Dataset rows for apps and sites
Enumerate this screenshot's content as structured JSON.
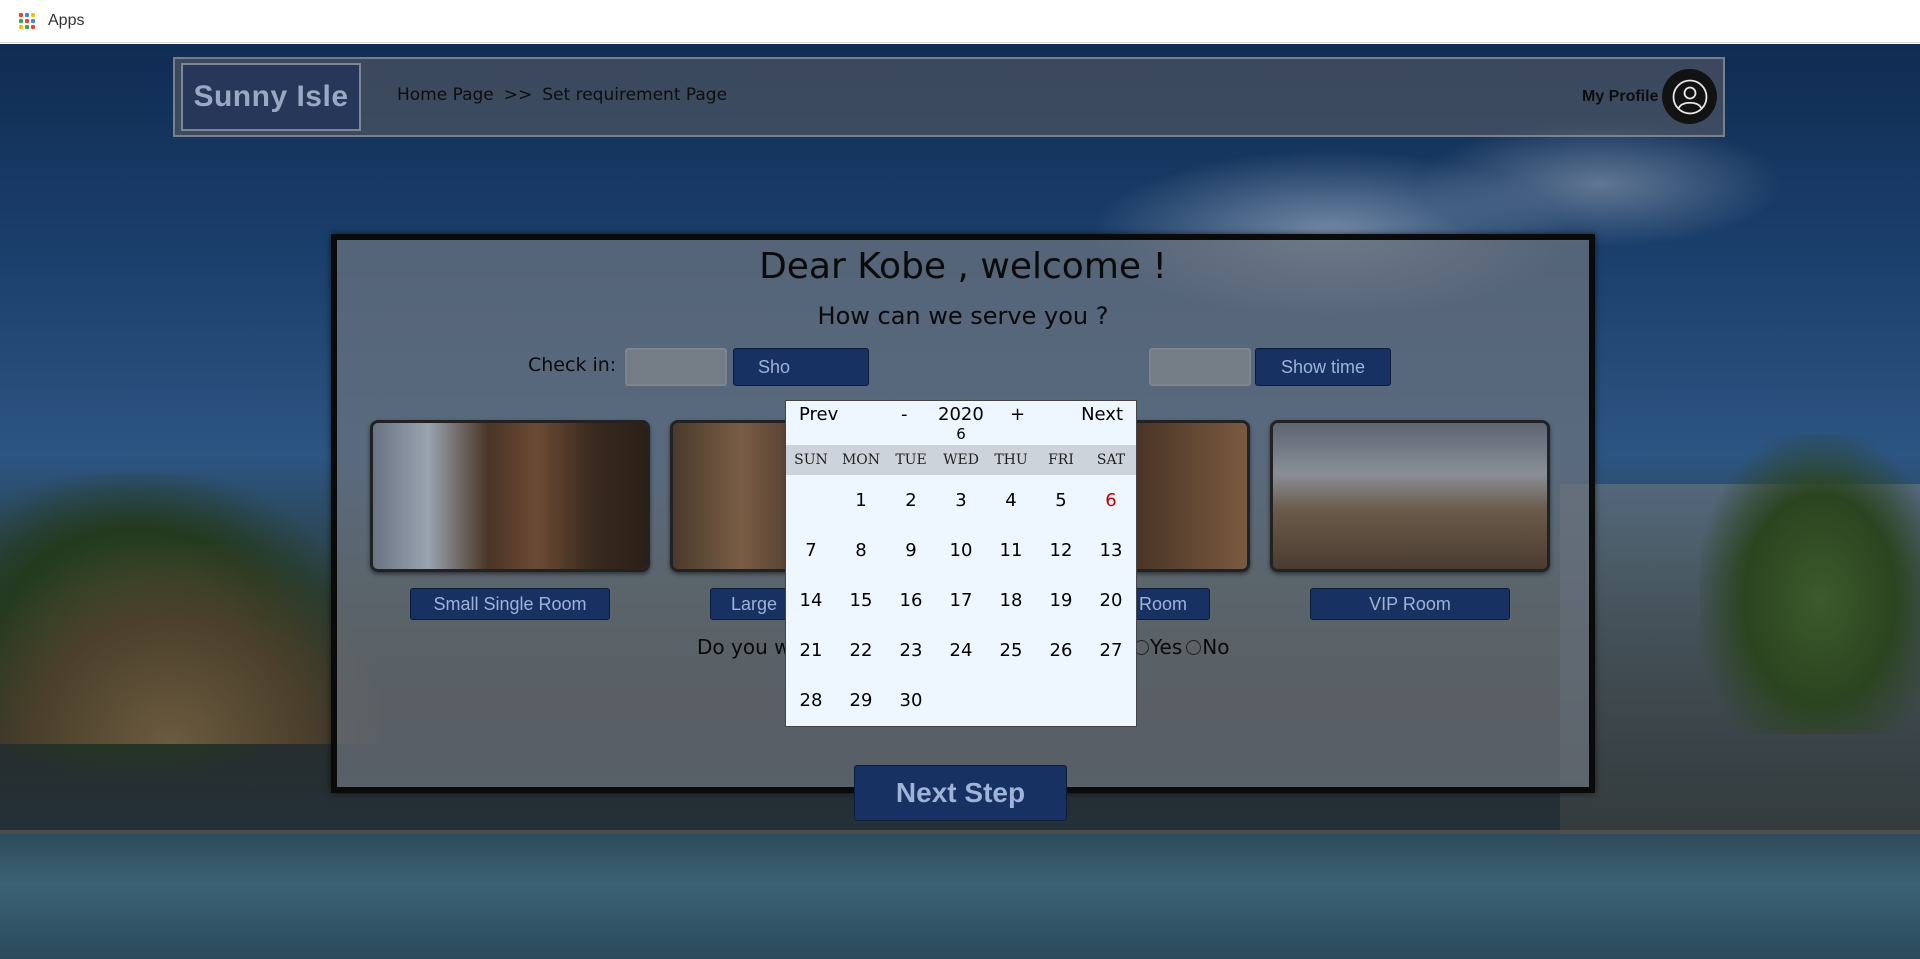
{
  "bookmarks": {
    "apps_label": "Apps"
  },
  "header": {
    "logo": "Sunny Isle",
    "breadcrumb": {
      "home": "Home Page",
      "separator": ">>",
      "current": "Set requirement Page"
    },
    "profile_label": "My Profile"
  },
  "panel": {
    "welcome": "Dear Kobe , welcome !",
    "subtitle": "How can we serve you ?",
    "checkin_label": "Check in:",
    "show_time_label": "Show time",
    "show_time_partial": "Sho",
    "rooms": [
      {
        "label": "Small Single Room"
      },
      {
        "label": "Large"
      },
      {
        "label": "Room"
      },
      {
        "label": "VIP Room"
      }
    ],
    "question_partial": "Do you w",
    "radio_yes": "Yes",
    "radio_no": "No",
    "next_step": "Next Step"
  },
  "calendar": {
    "prev": "Prev",
    "minus": "-",
    "year": "2020",
    "plus": "+",
    "next": "Next",
    "month": "6",
    "weekdays": [
      "SUN",
      "MON",
      "TUE",
      "WED",
      "THU",
      "FRI",
      "SAT"
    ],
    "days": [
      "",
      "1",
      "2",
      "3",
      "4",
      "5",
      "6",
      "7",
      "8",
      "9",
      "10",
      "11",
      "12",
      "13",
      "14",
      "15",
      "16",
      "17",
      "18",
      "19",
      "20",
      "21",
      "22",
      "23",
      "24",
      "25",
      "26",
      "27",
      "28",
      "29",
      "30"
    ],
    "today": "6",
    "today_color": "#c00000"
  },
  "colors": {
    "button_bg": "#173163",
    "button_text": "#9fb3d6",
    "logo_bg": "#26375a"
  }
}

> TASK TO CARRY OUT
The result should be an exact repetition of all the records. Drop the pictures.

> ANSWER
Enumerate this screenshot's content as structured JSON.
{
  "bookmarks": {
    "apps_label": "Apps"
  },
  "header": {
    "logo": "Sunny Isle",
    "breadcrumb": {
      "home": "Home Page",
      "separator": ">>",
      "current": "Set requirement Page"
    },
    "profile_label": "My Profile"
  },
  "panel": {
    "welcome": "Dear Kobe , welcome !",
    "subtitle": "How can we serve you ?",
    "checkin_label": "Check in:",
    "show_time_label": "Show time",
    "show_time_partial": "Sho",
    "rooms": [
      {
        "label": "Small Single Room"
      },
      {
        "label": "Large"
      },
      {
        "label": "Room"
      },
      {
        "label": "VIP Room"
      }
    ],
    "question_partial": "Do you w",
    "radio_yes": "Yes",
    "radio_no": "No",
    "next_step": "Next Step"
  },
  "calendar": {
    "prev": "Prev",
    "minus": "-",
    "year": "2020",
    "plus": "+",
    "next": "Next",
    "month": "6",
    "weekdays": [
      "SUN",
      "MON",
      "TUE",
      "WED",
      "THU",
      "FRI",
      "SAT"
    ],
    "days": [
      "",
      "1",
      "2",
      "3",
      "4",
      "5",
      "6",
      "7",
      "8",
      "9",
      "10",
      "11",
      "12",
      "13",
      "14",
      "15",
      "16",
      "17",
      "18",
      "19",
      "20",
      "21",
      "22",
      "23",
      "24",
      "25",
      "26",
      "27",
      "28",
      "29",
      "30"
    ],
    "today": "6",
    "today_color": "#c00000"
  },
  "colors": {
    "button_bg": "#173163",
    "button_text": "#9fb3d6",
    "logo_bg": "#26375a"
  }
}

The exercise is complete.